With Chase Utley’s average continuing to rise, with Ryan Howard beginning to send some longballs over the fence and with the promotion of Maikel Franco, the Phillies have made strides to reassert themselves offensively. The improvements are showing as they have had the most extra base hits in the National League as of May 12. After a Howard blast last week against the Colorado Rockies, which landed 454 feet into the stands, I found myself, even if it was for a mere second, transported back to 2011. While the Phillies continue to show improvement compared to their struggles which they had in the month of April and the early weeks of May, they face a division rival which they have struggled against throughout the entirety of the season, the New York Mets. However, this time around, the Phillies prospects are looking high.
Entering this series against the Mets, the Phillies sit at 1-5 against their division rival scoring a meager 15 runs compared to 25 scored by the Mets this season. While the Phillies may have one of the better averages against Met’s ace Matt Harvey compared to that of the rest of the league, the rest of the Phils stats against the Mets so far this year have been dismal at best.
Yet, in saying this, this series could turn out very differently for the Phils for two reasons. The first reason being that the Mets and Phillies are sitting on the opposite end of the spectrum streak wise. The Mets started off the season as one of the best teams in baseball with an eleven game win streak in the beginning half of April. However, since May 12, the day which we have been pegging as the day the Phillies turned themselves around, the Mets have been 4-12. For the Phillies, since May 12, they have gone 8-5. In short, the Mets are cold, and in comparison to what we have been used to in Philadelphia, the Phils are hot.
With that, the Phillies are facing two Mets pitchers who are vulnerable at the moment, Bartolo Colon and Noah Syndergaard. Bartolo Colon has been struggling recently as his reliance on the fastball has been capitalized on by opposing offenses. Over his past two starts he has accumulated 13 earned runs over 9.1 innings pitched, ending in two losses. Noah Syndergaard, just recently called up, has been pitching well for a young rookie such as himself. However, being a young rookie, if the Phillies are able to get to him early it is inevitable that he will face the rookie jitters which can only end poorly for himself, and just great for our opposing Phillies.
Secondly, another reason that this series could very likely end differently than the previous two series is due to the fact that the Mets are currently riddled with injuries. Although David Wright has been absent since the Phillies’ second meeting with the Mets on April 14, the Mets are now missing other key players in catcher Travis D’Arnaud, infielder Dilson Herrera, and pitchers Bobby Parnell, Rafael Montero, Dillon Gee, Vic Black, and Jerry Blevins. One of the more loaded disabled lists in the league.
Put all of this into an equation, and the product of this three game division series looks promising for the Phillies.

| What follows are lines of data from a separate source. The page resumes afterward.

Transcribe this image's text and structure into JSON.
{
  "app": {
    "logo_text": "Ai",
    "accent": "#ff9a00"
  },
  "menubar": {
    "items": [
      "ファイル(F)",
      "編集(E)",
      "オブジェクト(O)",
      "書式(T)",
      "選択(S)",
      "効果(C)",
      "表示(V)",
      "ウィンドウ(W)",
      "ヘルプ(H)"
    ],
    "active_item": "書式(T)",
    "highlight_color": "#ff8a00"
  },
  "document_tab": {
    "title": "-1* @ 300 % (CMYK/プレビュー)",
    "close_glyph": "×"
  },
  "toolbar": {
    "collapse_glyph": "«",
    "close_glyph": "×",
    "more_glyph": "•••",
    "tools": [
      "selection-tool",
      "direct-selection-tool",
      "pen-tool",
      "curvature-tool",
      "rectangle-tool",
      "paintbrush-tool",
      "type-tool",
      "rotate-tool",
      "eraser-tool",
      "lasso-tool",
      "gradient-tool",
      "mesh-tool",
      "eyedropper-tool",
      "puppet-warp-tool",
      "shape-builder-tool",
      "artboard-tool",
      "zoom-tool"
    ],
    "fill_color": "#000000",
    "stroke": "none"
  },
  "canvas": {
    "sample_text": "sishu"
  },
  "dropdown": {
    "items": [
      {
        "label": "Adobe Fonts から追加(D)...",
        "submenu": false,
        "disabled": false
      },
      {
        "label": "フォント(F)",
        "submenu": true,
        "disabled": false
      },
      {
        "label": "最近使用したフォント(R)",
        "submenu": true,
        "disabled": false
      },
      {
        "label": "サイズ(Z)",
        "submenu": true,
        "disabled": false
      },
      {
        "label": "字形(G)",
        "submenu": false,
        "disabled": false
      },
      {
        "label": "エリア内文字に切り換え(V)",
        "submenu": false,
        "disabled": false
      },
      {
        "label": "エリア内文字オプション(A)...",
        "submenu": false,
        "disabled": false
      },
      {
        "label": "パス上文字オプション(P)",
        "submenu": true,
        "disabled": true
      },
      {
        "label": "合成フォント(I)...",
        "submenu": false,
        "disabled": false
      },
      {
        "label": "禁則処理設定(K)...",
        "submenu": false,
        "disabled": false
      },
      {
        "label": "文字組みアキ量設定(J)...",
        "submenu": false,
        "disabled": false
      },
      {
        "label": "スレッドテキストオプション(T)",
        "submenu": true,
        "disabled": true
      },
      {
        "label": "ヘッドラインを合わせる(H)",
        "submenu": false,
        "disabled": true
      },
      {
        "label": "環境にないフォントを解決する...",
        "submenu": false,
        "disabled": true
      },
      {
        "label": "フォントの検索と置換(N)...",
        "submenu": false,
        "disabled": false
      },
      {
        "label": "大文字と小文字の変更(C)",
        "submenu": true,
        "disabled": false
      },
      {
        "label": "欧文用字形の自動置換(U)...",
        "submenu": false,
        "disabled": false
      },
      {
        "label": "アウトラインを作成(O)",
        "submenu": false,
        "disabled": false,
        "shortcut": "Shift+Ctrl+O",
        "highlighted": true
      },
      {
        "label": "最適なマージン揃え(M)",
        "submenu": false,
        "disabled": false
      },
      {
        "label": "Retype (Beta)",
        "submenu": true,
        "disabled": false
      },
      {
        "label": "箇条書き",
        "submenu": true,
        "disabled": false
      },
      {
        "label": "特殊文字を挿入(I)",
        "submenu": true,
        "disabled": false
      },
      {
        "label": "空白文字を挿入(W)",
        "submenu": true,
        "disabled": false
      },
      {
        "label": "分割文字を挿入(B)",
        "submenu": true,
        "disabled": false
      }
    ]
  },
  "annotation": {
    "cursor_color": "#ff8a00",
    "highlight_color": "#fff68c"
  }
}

With these prospects on our side in Philadelphia, this is also a series we must win if we want to begin to chip away at the division gap. With a series sweep, the Phillies could come within striking range of the better half of the National League East for the first time in quite a few years at this point in the season. While this in no way means that the Phillies will even come close to winning the division or even come close to being a wild card contender, it is all about pride at this point in Philadelphia. If the Phils can strike the better half of the NL East, even if it is for a few days in May or the beginning week of June, we can be entitled to some sense of pride for the Phillies – something we have unfortunately lacked in recent years.
All in all, statistics and predictions aside, is there really anything better than beating New York teams in sports, especially the Mets? No, there really isn’t.